Action item: Gather all lines with "title" from the records.
== Exercise inputs ==
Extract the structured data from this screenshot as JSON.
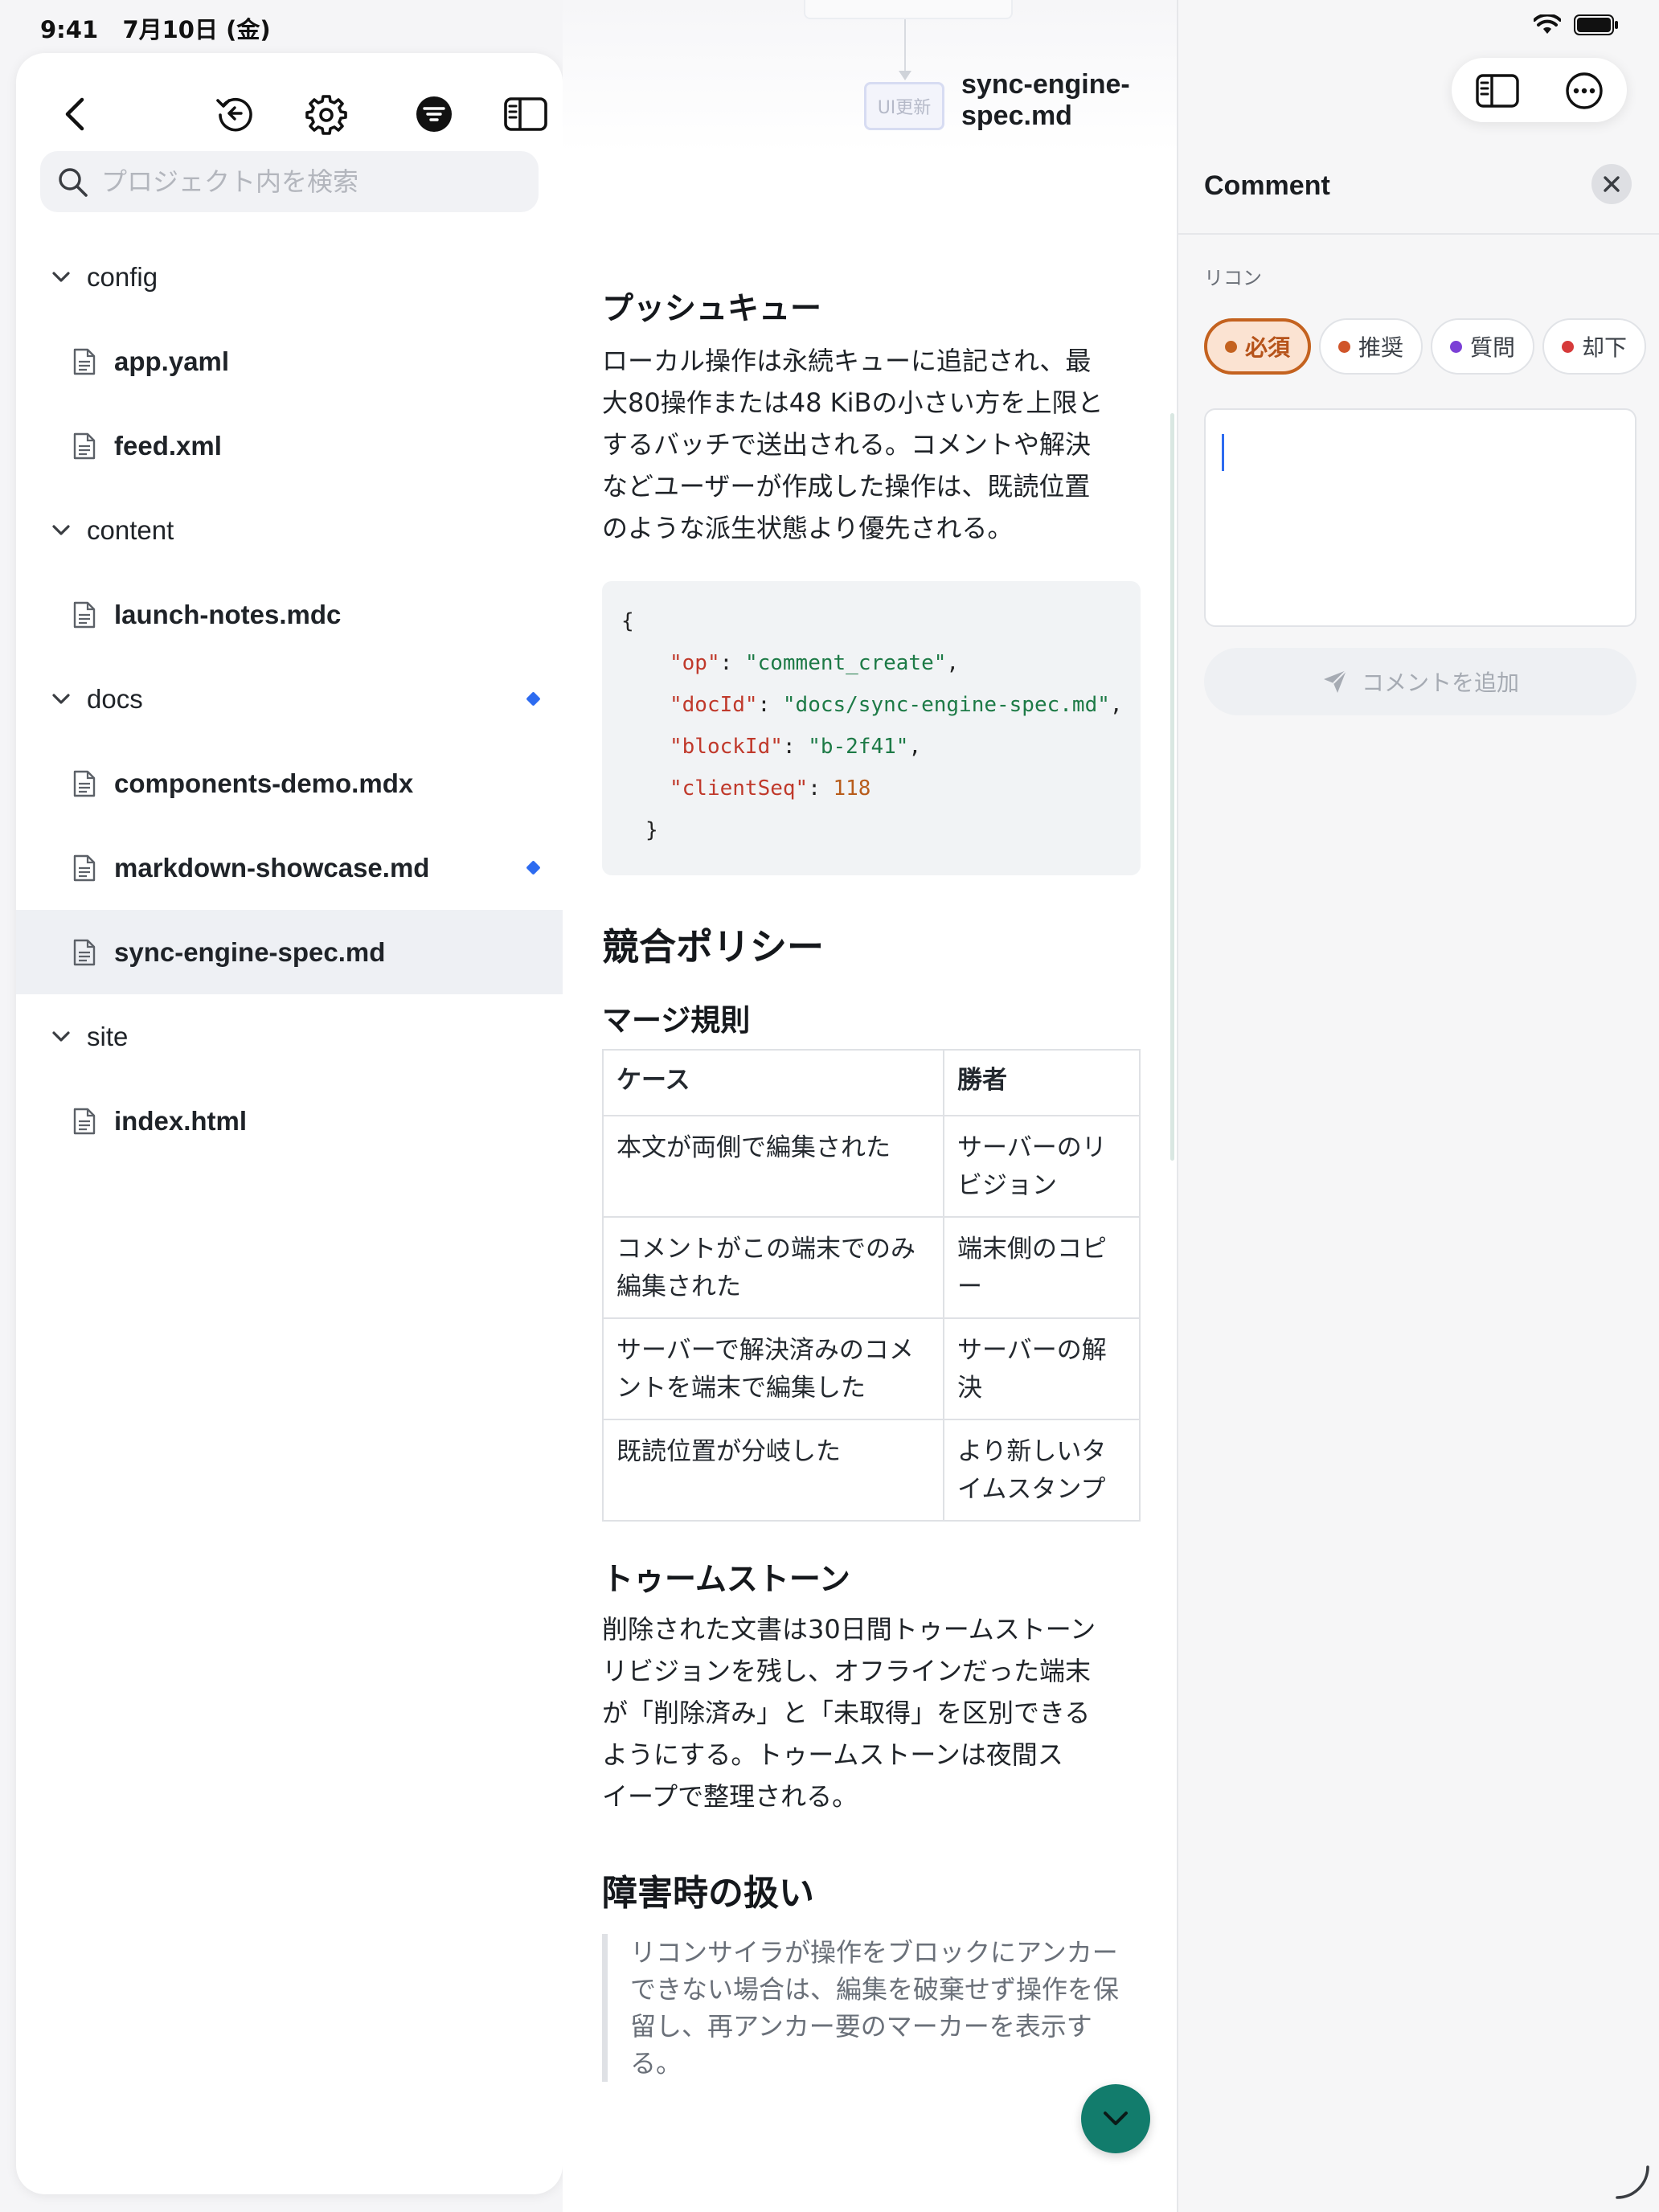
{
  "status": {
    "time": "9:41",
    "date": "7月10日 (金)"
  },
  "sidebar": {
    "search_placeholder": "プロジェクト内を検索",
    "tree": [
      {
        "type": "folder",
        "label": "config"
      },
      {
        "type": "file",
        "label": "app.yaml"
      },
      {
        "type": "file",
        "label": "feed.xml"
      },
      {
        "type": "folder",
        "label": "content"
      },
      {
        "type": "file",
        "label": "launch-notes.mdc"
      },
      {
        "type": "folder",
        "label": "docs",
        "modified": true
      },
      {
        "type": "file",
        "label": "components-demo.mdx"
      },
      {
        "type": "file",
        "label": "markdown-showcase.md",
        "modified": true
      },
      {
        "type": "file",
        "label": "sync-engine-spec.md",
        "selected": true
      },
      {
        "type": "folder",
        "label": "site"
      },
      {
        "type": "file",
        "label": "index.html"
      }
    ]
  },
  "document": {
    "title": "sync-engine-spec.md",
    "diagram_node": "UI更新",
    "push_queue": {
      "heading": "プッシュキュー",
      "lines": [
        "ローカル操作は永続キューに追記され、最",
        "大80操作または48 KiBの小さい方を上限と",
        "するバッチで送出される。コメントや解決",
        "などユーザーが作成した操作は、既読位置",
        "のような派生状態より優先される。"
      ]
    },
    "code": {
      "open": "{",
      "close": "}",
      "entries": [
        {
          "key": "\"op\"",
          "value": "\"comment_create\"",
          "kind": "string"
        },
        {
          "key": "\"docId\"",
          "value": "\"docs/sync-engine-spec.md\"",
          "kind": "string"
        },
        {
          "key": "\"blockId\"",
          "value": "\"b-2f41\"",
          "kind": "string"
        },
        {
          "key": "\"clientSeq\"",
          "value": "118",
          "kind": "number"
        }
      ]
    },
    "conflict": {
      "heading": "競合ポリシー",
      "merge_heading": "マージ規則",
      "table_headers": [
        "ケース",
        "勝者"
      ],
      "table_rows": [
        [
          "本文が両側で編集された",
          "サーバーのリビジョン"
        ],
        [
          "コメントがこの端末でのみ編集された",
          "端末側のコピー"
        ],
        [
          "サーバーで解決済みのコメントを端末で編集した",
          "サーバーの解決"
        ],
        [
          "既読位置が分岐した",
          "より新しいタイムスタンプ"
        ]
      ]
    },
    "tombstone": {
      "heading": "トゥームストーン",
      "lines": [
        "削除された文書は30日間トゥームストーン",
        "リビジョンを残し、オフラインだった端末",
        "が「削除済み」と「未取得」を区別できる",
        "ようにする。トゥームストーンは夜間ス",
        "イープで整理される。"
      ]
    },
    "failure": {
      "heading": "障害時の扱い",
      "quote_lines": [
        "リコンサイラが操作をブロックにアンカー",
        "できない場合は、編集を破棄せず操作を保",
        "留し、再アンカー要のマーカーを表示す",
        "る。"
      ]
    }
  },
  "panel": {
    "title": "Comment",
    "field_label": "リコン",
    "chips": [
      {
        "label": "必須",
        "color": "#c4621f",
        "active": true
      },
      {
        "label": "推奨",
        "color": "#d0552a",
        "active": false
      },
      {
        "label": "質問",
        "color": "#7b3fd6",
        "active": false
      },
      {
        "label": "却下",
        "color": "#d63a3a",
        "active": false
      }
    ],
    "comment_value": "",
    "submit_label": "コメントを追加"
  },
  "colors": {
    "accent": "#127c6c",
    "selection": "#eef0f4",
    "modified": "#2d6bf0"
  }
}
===
The completed task:
    "title": "sync-engine-spec.md",
    "title": "Comment",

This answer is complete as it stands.